I only stumbled across the immensely talented Daye Jack because he happened to be teaming up with rapper Pell on an upcoming tour of the Northeast. I figured I would check out his SoundCloud page, and was totally blown away by the unique beats and sound that Daye Jack commands. His first mixtape, Hello World, which I haven’t fully listened to, was met with much critical acclaim which only accentuates the profound depth of my hip-hop REM cycle. As a Nigerian-born, Atlanta-raised student studying engineering at NYU, Daye Jack seems to incorporate a deeply digital sound into his tracks, crooning gently during the chorus and then launching into introspective bars. From what I’ve jammed to, we find Jack moving from his first album’s come-up rap style into something a bit more philosophical. Less rap-heavy than Hello World, Soul Glitch is more about Daye Jack’s attempt to fend off any self-doubt or concern and speak deeply from the heart. Be sure to grab both of the tapes and give them a thorough listen, or enjoy the stream below.
“Best by Far”

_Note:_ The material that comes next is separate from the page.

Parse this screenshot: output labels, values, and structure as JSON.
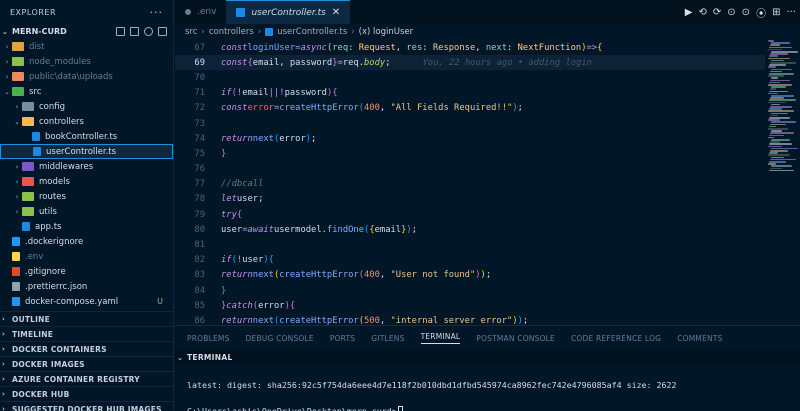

With a title like Best By Far, I was incredibly skeptical to even give Stro that first rotation. The raw bragadocio and hyperbolic superlatives of come-up hip-hop are not usually my favorite part of the culture; I can often do with something a bit more subtle and content-driven than simply saying you’re the best. However after my first listen, it became apparent that Stro is asserting his top-tier status in the game as a refreshing throwback to the early 90s sound when straight-up rapping was all it took to showcase your bonafides. Similies, metaphors, crazy flows, weird voices–the dude does it all on the 10 track tape. As he scrolls through the channels of musical influence throughout the album, often lacing interludes and tracks with obscure quotes from the likes of Method Man to The Boondocks, Stro is having just as much fun on the album as he is spitting rhymes left and right. He ends the album with insightful bars on “Love or Doe” but also stands out on satirical tracks like “That Time I Got High” or “Cocky Shit”. The standout track of the album hands down is “Live At The BBQ ’16”, which is a not-so-subtle nod to Nas’ first big rap cameo on the Main Source’s classic early 90s joint. Be sure to give Stro a spin by clicking on the download link below.